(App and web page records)
-- Opening Marker --

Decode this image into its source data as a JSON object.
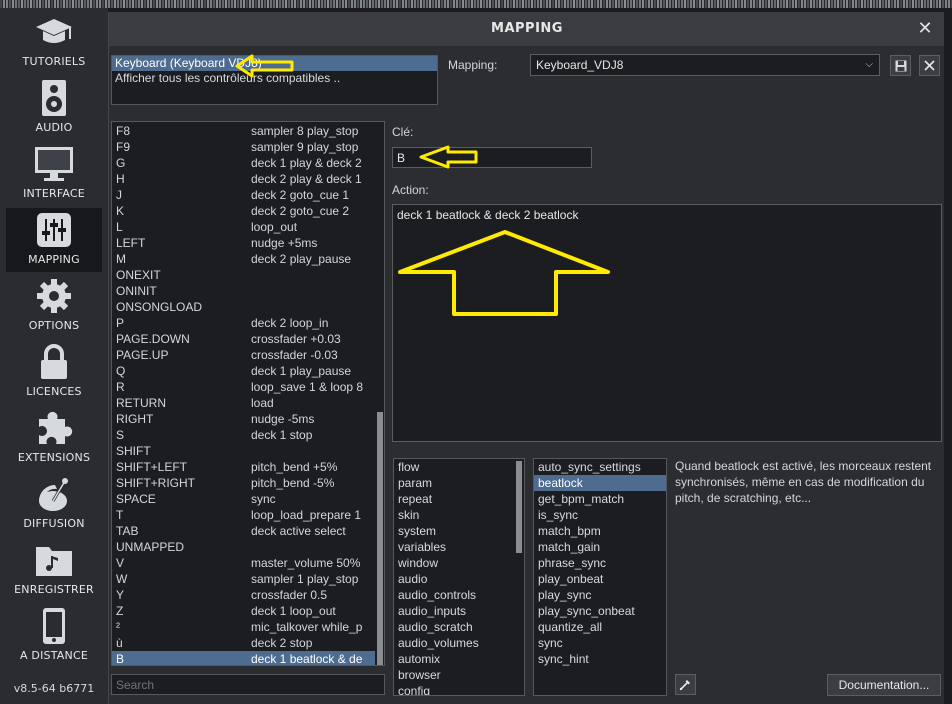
{
  "sidebar": {
    "items": [
      {
        "label": "TUTORIELS",
        "icon": "graduation-cap-icon"
      },
      {
        "label": "AUDIO",
        "icon": "speaker-icon"
      },
      {
        "label": "INTERFACE",
        "icon": "monitor-icon"
      },
      {
        "label": "MAPPING",
        "icon": "sliders-icon",
        "active": true
      },
      {
        "label": "OPTIONS",
        "icon": "gear-icon"
      },
      {
        "label": "LICENCES",
        "icon": "lock-icon"
      },
      {
        "label": "EXTENSIONS",
        "icon": "puzzle-icon"
      },
      {
        "label": "DIFFUSION",
        "icon": "broadcast-icon"
      },
      {
        "label": "ENREGISTRER",
        "icon": "music-folder-icon"
      },
      {
        "label": "A DISTANCE",
        "icon": "phone-icon"
      }
    ],
    "version": "v8.5-64 b6771"
  },
  "dialog": {
    "title": "MAPPING",
    "close_label": "✕"
  },
  "controllers": [
    {
      "label": "Keyboard (Keyboard VDJ8)",
      "selected": true
    },
    {
      "label": "Afficher tous les contrôleurs compatibles ..",
      "selected": false
    }
  ],
  "mapping": {
    "label": "Mapping:",
    "value": "Keyboard_VDJ8"
  },
  "keys": [
    {
      "key": "F8",
      "action": "sampler 8 play_stop"
    },
    {
      "key": "F9",
      "action": "sampler 9 play_stop"
    },
    {
      "key": "G",
      "action": "deck 1 play & deck 2"
    },
    {
      "key": "H",
      "action": "deck 2 play & deck 1"
    },
    {
      "key": "J",
      "action": "deck 2 goto_cue 1"
    },
    {
      "key": "K",
      "action": "deck 2 goto_cue 2"
    },
    {
      "key": "L",
      "action": "loop_out"
    },
    {
      "key": "LEFT",
      "action": "nudge +5ms"
    },
    {
      "key": "M",
      "action": "deck 2 play_pause"
    },
    {
      "key": "ONEXIT",
      "action": ""
    },
    {
      "key": "ONINIT",
      "action": ""
    },
    {
      "key": "ONSONGLOAD",
      "action": ""
    },
    {
      "key": "P",
      "action": "deck 2 loop_in"
    },
    {
      "key": "PAGE.DOWN",
      "action": "crossfader +0.03"
    },
    {
      "key": "PAGE.UP",
      "action": "crossfader -0.03"
    },
    {
      "key": "Q",
      "action": "deck 1 play_pause"
    },
    {
      "key": "R",
      "action": "loop_save 1 & loop 8"
    },
    {
      "key": "RETURN",
      "action": "load"
    },
    {
      "key": "RIGHT",
      "action": "nudge -5ms"
    },
    {
      "key": "S",
      "action": "deck 1 stop"
    },
    {
      "key": "SHIFT",
      "action": ""
    },
    {
      "key": "SHIFT+LEFT",
      "action": "pitch_bend +5%"
    },
    {
      "key": "SHIFT+RIGHT",
      "action": "pitch_bend -5%"
    },
    {
      "key": "SPACE",
      "action": "sync"
    },
    {
      "key": "T",
      "action": "loop_load_prepare 1"
    },
    {
      "key": "TAB",
      "action": "deck active select"
    },
    {
      "key": "UNMAPPED",
      "action": ""
    },
    {
      "key": "V",
      "action": "master_volume 50%"
    },
    {
      "key": "W",
      "action": "sampler 1 play_stop"
    },
    {
      "key": "Y",
      "action": "crossfader 0.5"
    },
    {
      "key": "Z",
      "action": "deck 1 loop_out"
    },
    {
      "key": "²",
      "action": "mic_talkover while_p"
    },
    {
      "key": "ù",
      "action": "deck 2 stop"
    },
    {
      "key": "B",
      "action": "deck 1 beatlock & de",
      "selected": true
    }
  ],
  "search": {
    "placeholder": "Search"
  },
  "editor": {
    "key_label": "Clé:",
    "key_value": "B",
    "action_label": "Action:",
    "action_value": "deck 1 beatlock & deck 2 beatlock"
  },
  "categories": [
    "flow",
    "param",
    "repeat",
    "skin",
    "system",
    "variables",
    "window",
    "audio",
    "audio_controls",
    "audio_inputs",
    "audio_scratch",
    "audio_volumes",
    "automix",
    "browser",
    "config"
  ],
  "verbs": [
    {
      "label": "auto_sync_settings"
    },
    {
      "label": "beatlock",
      "selected": true
    },
    {
      "label": "get_bpm_match"
    },
    {
      "label": "is_sync"
    },
    {
      "label": "match_bpm"
    },
    {
      "label": "match_gain"
    },
    {
      "label": "phrase_sync"
    },
    {
      "label": "play_onbeat"
    },
    {
      "label": "play_sync"
    },
    {
      "label": "play_sync_onbeat"
    },
    {
      "label": "quantize_all"
    },
    {
      "label": "sync"
    },
    {
      "label": "sync_hint"
    }
  ],
  "description": "Quand beatlock est activé, les morceaux restent synchronisés, même en cas de modification du pitch, de scratching, etc...",
  "documentation_label": "Documentation...",
  "colors": {
    "selection": "#4d6c8f",
    "annotation": "#ffea00"
  }
}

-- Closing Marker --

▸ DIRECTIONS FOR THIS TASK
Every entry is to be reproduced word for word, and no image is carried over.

▸ ANSWER TO THIS PROBLEM
Decode this image into its source data as a JSON object.
{
  "sidebar": {
    "items": [
      {
        "label": "TUTORIELS",
        "icon": "graduation-cap-icon"
      },
      {
        "label": "AUDIO",
        "icon": "speaker-icon"
      },
      {
        "label": "INTERFACE",
        "icon": "monitor-icon"
      },
      {
        "label": "MAPPING",
        "icon": "sliders-icon",
        "active": true
      },
      {
        "label": "OPTIONS",
        "icon": "gear-icon"
      },
      {
        "label": "LICENCES",
        "icon": "lock-icon"
      },
      {
        "label": "EXTENSIONS",
        "icon": "puzzle-icon"
      },
      {
        "label": "DIFFUSION",
        "icon": "broadcast-icon"
      },
      {
        "label": "ENREGISTRER",
        "icon": "music-folder-icon"
      },
      {
        "label": "A DISTANCE",
        "icon": "phone-icon"
      }
    ],
    "version": "v8.5-64 b6771"
  },
  "dialog": {
    "title": "MAPPING",
    "close_label": "✕"
  },
  "controllers": [
    {
      "label": "Keyboard (Keyboard VDJ8)",
      "selected": true
    },
    {
      "label": "Afficher tous les contrôleurs compatibles ..",
      "selected": false
    }
  ],
  "mapping": {
    "label": "Mapping:",
    "value": "Keyboard_VDJ8"
  },
  "keys": [
    {
      "key": "F8",
      "action": "sampler 8 play_stop"
    },
    {
      "key": "F9",
      "action": "sampler 9 play_stop"
    },
    {
      "key": "G",
      "action": "deck 1 play & deck 2"
    },
    {
      "key": "H",
      "action": "deck 2 play & deck 1"
    },
    {
      "key": "J",
      "action": "deck 2 goto_cue 1"
    },
    {
      "key": "K",
      "action": "deck 2 goto_cue 2"
    },
    {
      "key": "L",
      "action": "loop_out"
    },
    {
      "key": "LEFT",
      "action": "nudge +5ms"
    },
    {
      "key": "M",
      "action": "deck 2 play_pause"
    },
    {
      "key": "ONEXIT",
      "action": ""
    },
    {
      "key": "ONINIT",
      "action": ""
    },
    {
      "key": "ONSONGLOAD",
      "action": ""
    },
    {
      "key": "P",
      "action": "deck 2 loop_in"
    },
    {
      "key": "PAGE.DOWN",
      "action": "crossfader +0.03"
    },
    {
      "key": "PAGE.UP",
      "action": "crossfader -0.03"
    },
    {
      "key": "Q",
      "action": "deck 1 play_pause"
    },
    {
      "key": "R",
      "action": "loop_save 1 & loop 8"
    },
    {
      "key": "RETURN",
      "action": "load"
    },
    {
      "key": "RIGHT",
      "action": "nudge -5ms"
    },
    {
      "key": "S",
      "action": "deck 1 stop"
    },
    {
      "key": "SHIFT",
      "action": ""
    },
    {
      "key": "SHIFT+LEFT",
      "action": "pitch_bend +5%"
    },
    {
      "key": "SHIFT+RIGHT",
      "action": "pitch_bend -5%"
    },
    {
      "key": "SPACE",
      "action": "sync"
    },
    {
      "key": "T",
      "action": "loop_load_prepare 1"
    },
    {
      "key": "TAB",
      "action": "deck active select"
    },
    {
      "key": "UNMAPPED",
      "action": ""
    },
    {
      "key": "V",
      "action": "master_volume 50%"
    },
    {
      "key": "W",
      "action": "sampler 1 play_stop"
    },
    {
      "key": "Y",
      "action": "crossfader 0.5"
    },
    {
      "key": "Z",
      "action": "deck 1 loop_out"
    },
    {
      "key": "²",
      "action": "mic_talkover while_p"
    },
    {
      "key": "ù",
      "action": "deck 2 stop"
    },
    {
      "key": "B",
      "action": "deck 1 beatlock & de",
      "selected": true
    }
  ],
  "search": {
    "placeholder": "Search"
  },
  "editor": {
    "key_label": "Clé:",
    "key_value": "B",
    "action_label": "Action:",
    "action_value": "deck 1 beatlock & deck 2 beatlock"
  },
  "categories": [
    "flow",
    "param",
    "repeat",
    "skin",
    "system",
    "variables",
    "window",
    "audio",
    "audio_controls",
    "audio_inputs",
    "audio_scratch",
    "audio_volumes",
    "automix",
    "browser",
    "config"
  ],
  "verbs": [
    {
      "label": "auto_sync_settings"
    },
    {
      "label": "beatlock",
      "selected": true
    },
    {
      "label": "get_bpm_match"
    },
    {
      "label": "is_sync"
    },
    {
      "label": "match_bpm"
    },
    {
      "label": "match_gain"
    },
    {
      "label": "phrase_sync"
    },
    {
      "label": "play_onbeat"
    },
    {
      "label": "play_sync"
    },
    {
      "label": "play_sync_onbeat"
    },
    {
      "label": "quantize_all"
    },
    {
      "label": "sync"
    },
    {
      "label": "sync_hint"
    }
  ],
  "description": "Quand beatlock est activé, les morceaux restent synchronisés, même en cas de modification du pitch, de scratching, etc...",
  "documentation_label": "Documentation...",
  "colors": {
    "selection": "#4d6c8f",
    "annotation": "#ffea00"
  }
}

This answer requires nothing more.